START Input data
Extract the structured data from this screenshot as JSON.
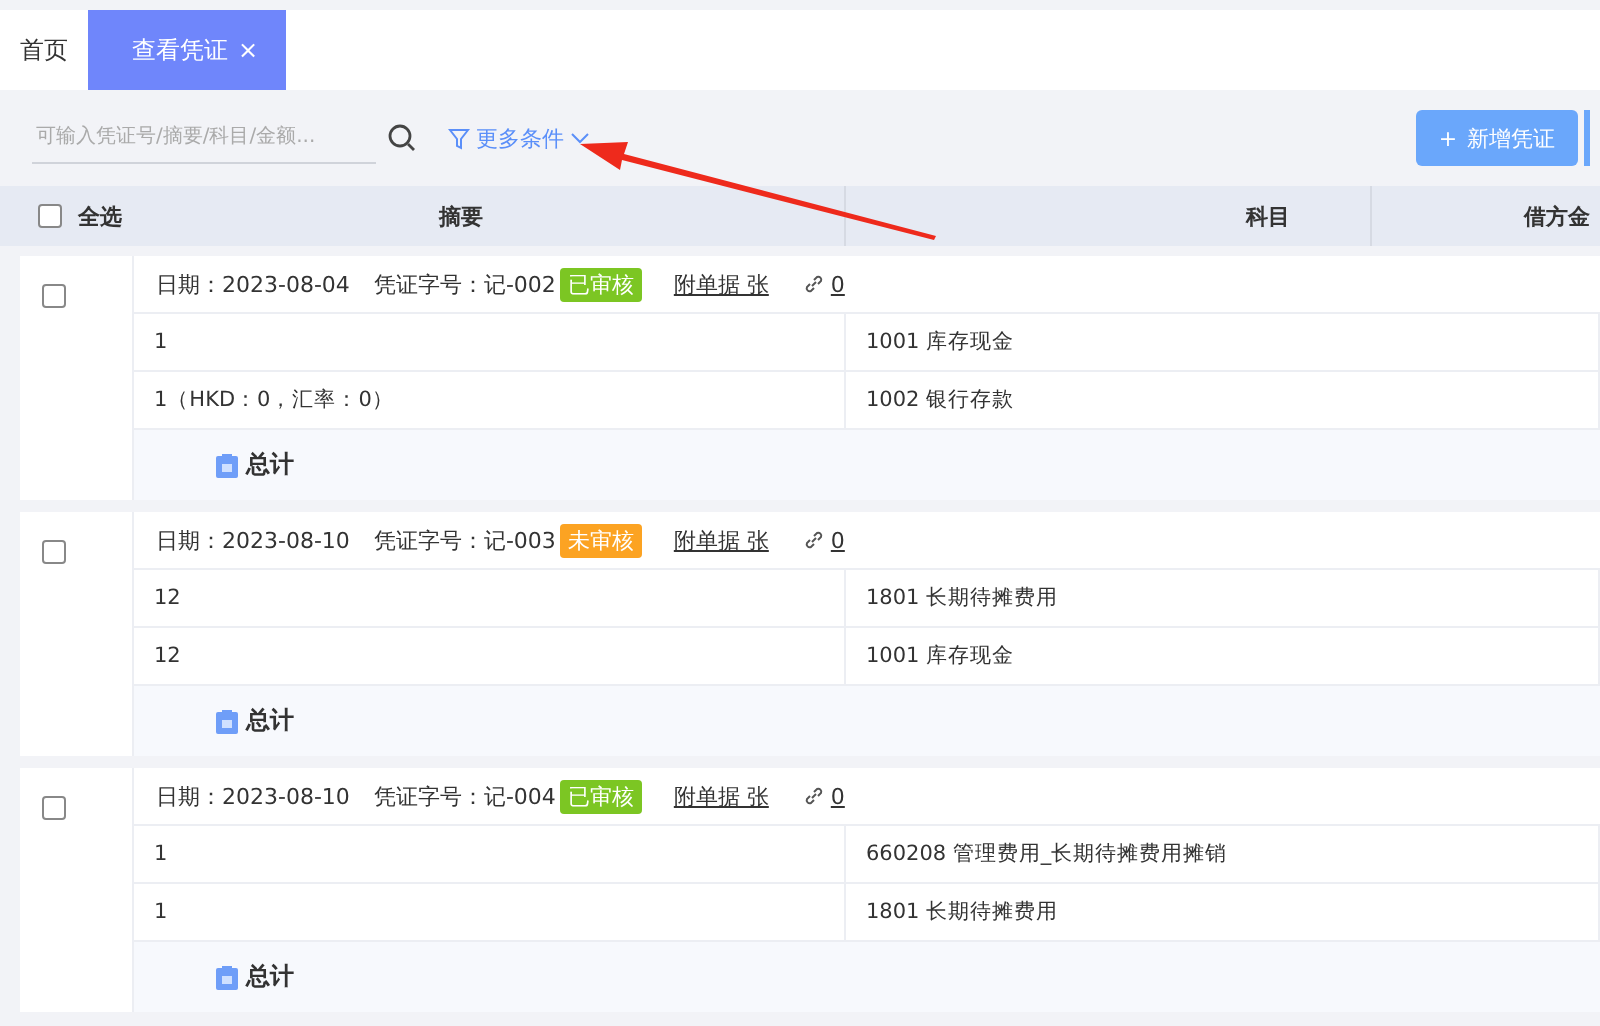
{
  "tabs": [
    {
      "label": "首页",
      "selected": false
    },
    {
      "label": "查看凭证",
      "selected": true,
      "close": "×"
    }
  ],
  "search": {
    "placeholder": "可输入凭证号/摘要/科目/金额..."
  },
  "filter": {
    "label": "更多条件"
  },
  "add_button": {
    "label": "新增凭证",
    "icon": "+"
  },
  "table": {
    "columns": [
      {
        "kind": "select",
        "label": "全选",
        "checked": false
      },
      {
        "kind": "text",
        "label": "摘要"
      },
      {
        "kind": "text",
        "label": "科目"
      },
      {
        "kind": "text",
        "label": "借方金"
      }
    ],
    "vouchers": [
      {
        "checked": false,
        "date": "日期：2023-08-04",
        "number": "凭证字号：记-002",
        "status": "已审核",
        "color": "#7cc623",
        "attachments": "附单据 张",
        "links": "0",
        "rows": [
          {
            "summary": "1",
            "account": "1001 库存现金"
          },
          {
            "summary": "1（HKD：0，汇率：0）",
            "account": "1002 银行存款"
          }
        ],
        "total": "总计"
      },
      {
        "checked": false,
        "date": "日期：2023-08-10",
        "number": "凭证字号：记-003",
        "status": "未审核",
        "color": "#fca322",
        "attachments": "附单据 张",
        "links": "0",
        "rows": [
          {
            "summary": "12",
            "account": "1801 长期待摊费用"
          },
          {
            "summary": "12",
            "account": "1001 库存现金"
          }
        ],
        "total": "总计"
      },
      {
        "checked": false,
        "date": "日期：2023-08-10",
        "number": "凭证字号：记-004",
        "status": "已审核",
        "color": "#7cc623",
        "attachments": "附单据 张",
        "links": "0",
        "rows": [
          {
            "summary": "1",
            "account": "660208 管理费用_长期待摊费用摊销"
          },
          {
            "summary": "1",
            "account": "1801 长期待摊费用"
          }
        ],
        "total": "总计"
      }
    ]
  }
}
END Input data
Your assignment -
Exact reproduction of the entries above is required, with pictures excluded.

Result -
Extract the structured data from this screenshot as JSON.
{
  "tabs": [
    {
      "label": "首页",
      "selected": false
    },
    {
      "label": "查看凭证",
      "selected": true,
      "close": "×"
    }
  ],
  "search": {
    "placeholder": "可输入凭证号/摘要/科目/金额..."
  },
  "filter": {
    "label": "更多条件"
  },
  "add_button": {
    "label": "新增凭证",
    "icon": "+"
  },
  "table": {
    "columns": [
      {
        "kind": "select",
        "label": "全选",
        "checked": false
      },
      {
        "kind": "text",
        "label": "摘要"
      },
      {
        "kind": "text",
        "label": "科目"
      },
      {
        "kind": "text",
        "label": "借方金"
      }
    ],
    "vouchers": [
      {
        "checked": false,
        "date": "日期：2023-08-04",
        "number": "凭证字号：记-002",
        "status": "已审核",
        "color": "#7cc623",
        "attachments": "附单据 张",
        "links": "0",
        "rows": [
          {
            "summary": "1",
            "account": "1001 库存现金"
          },
          {
            "summary": "1（HKD：0，汇率：0）",
            "account": "1002 银行存款"
          }
        ],
        "total": "总计"
      },
      {
        "checked": false,
        "date": "日期：2023-08-10",
        "number": "凭证字号：记-003",
        "status": "未审核",
        "color": "#fca322",
        "attachments": "附单据 张",
        "links": "0",
        "rows": [
          {
            "summary": "12",
            "account": "1801 长期待摊费用"
          },
          {
            "summary": "12",
            "account": "1001 库存现金"
          }
        ],
        "total": "总计"
      },
      {
        "checked": false,
        "date": "日期：2023-08-10",
        "number": "凭证字号：记-004",
        "status": "已审核",
        "color": "#7cc623",
        "attachments": "附单据 张",
        "links": "0",
        "rows": [
          {
            "summary": "1",
            "account": "660208 管理费用_长期待摊费用摊销"
          },
          {
            "summary": "1",
            "account": "1801 长期待摊费用"
          }
        ],
        "total": "总计"
      }
    ]
  }
}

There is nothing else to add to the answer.